There are entire books written about this topic, and compensation experts will offer negotiating strategies galore. But I’m going to refrain from a long lecture, because I think you can figure this out yourself if you keep some basic ideas in mind.
No more boring performance reviews
What you should not do is walk into a review meeting, show some salary surveys, and expect your employer to cough up more money “because that’s what other people who do my job are being paid.” You must justify what you’re asking for.
Perhaps more important, performance evaluations and reviews are the bastard children of Human Resources. They are increasingly ignored in most companies. This is actually good news for you. If you’re going to have an evaluation at all, it will likely be very canned and scripted — and the manager doing it will be bored and in a rush to get it over with.
That’s your chance to take control and turn it into a useful, meaningful and engaging planning session. No more boring reviews! Stand out by showing your boss that you are 100% focused on doing your job — to make him and the company more successful.
Earn a raise with a business plan
A salary renegotiation is pretty simple conceptually: It’s best done with a business plan. In other words, do an analysis of your role as though your job constitutes an independent business. Don’t talk about your qualities or about what others are being paid. Talk about your company’s business and what you add to the bottom line — and what you will add in the future.
How do you contribute to revenue?
What does it cost to have you do what you do? (This includes not only your compensation and benefits, but the cost of your tools, the cost of your team and support personnel who help you, and so on.)

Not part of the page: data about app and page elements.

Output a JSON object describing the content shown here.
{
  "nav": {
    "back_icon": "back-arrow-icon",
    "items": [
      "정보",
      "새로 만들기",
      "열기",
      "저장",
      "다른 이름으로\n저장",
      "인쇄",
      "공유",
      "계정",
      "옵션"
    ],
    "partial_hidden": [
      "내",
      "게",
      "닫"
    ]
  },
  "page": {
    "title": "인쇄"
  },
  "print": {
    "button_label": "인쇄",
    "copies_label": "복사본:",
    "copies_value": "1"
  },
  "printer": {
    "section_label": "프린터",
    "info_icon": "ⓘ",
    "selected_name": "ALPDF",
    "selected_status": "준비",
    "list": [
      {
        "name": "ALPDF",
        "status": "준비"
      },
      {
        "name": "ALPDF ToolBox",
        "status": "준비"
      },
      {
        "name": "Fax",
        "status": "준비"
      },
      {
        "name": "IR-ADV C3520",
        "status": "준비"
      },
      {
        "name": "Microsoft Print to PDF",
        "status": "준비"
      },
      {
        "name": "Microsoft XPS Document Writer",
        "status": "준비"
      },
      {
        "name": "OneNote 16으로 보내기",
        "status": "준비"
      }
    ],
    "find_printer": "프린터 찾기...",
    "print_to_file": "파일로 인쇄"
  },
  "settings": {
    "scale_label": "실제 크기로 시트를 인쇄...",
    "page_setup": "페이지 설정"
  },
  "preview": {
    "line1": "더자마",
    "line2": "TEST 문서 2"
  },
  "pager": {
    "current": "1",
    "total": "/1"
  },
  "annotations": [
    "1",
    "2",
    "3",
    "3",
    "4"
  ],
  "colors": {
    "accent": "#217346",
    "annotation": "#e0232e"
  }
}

What’s your history in terms of the profitability you bring to the company? (That’s right: Your contribution to revenue matters, but how you impact profits matters more. Even if you can’t calculate a specific number, you need to outline a defensible case that goes into the profit factors you influence.)
What are your profit projections for the next two to three years? That is, make some projections of how you will contribute to profit. You’ll need solid evidence to back these estimates up.
Every job is a business
A job is a business. Managers forget that — so explain it to yours. That’s the key to thinking about this in terms your management will understand and respect. As in any business plan, your goal is to demonstrate how an added investment will pay off. You must show a rising return on the company’s investment in you.
To learn more about how to approach any employer with a business plan, check these 3 books in the Fearless Job Hunting collection:
See especially the sections “How can I demonstrate my value?” and “The Pool Man Strategy: How to ask for more money.”
The longer you’re working for the company, the more profit you should yield. A lot of this is number crunching, of course, and there’s seat-of-the-pants estimating involved.
Please read that last part again: There’s seat-of-the-pants estimating involved.
Negotiation is a dialogue
This will scare a lot of people off for fear their employer will challenge the estimates. That’s exactly what you want! A dialogue. A debate. A roll-up-your-sleeves talk about your job! That’s what your evaluation should be.
If your boss is worth working for, then your boss will see that you are worth a good raise because you’re thinking about the company’s bottom line and that you are prepared to discuss the future of your work intelligently.
It will help enormously for you to interview people in the company who factor into this plan — before you meet with your boss. In the process, you will not only build your case, you will also influence (and remind) other key players in the company about your worth. Then ask them to join the dialogue by putting in a good word for you with your boss!
How do you ask for a raise? Have you had a performance evaluation in the past year?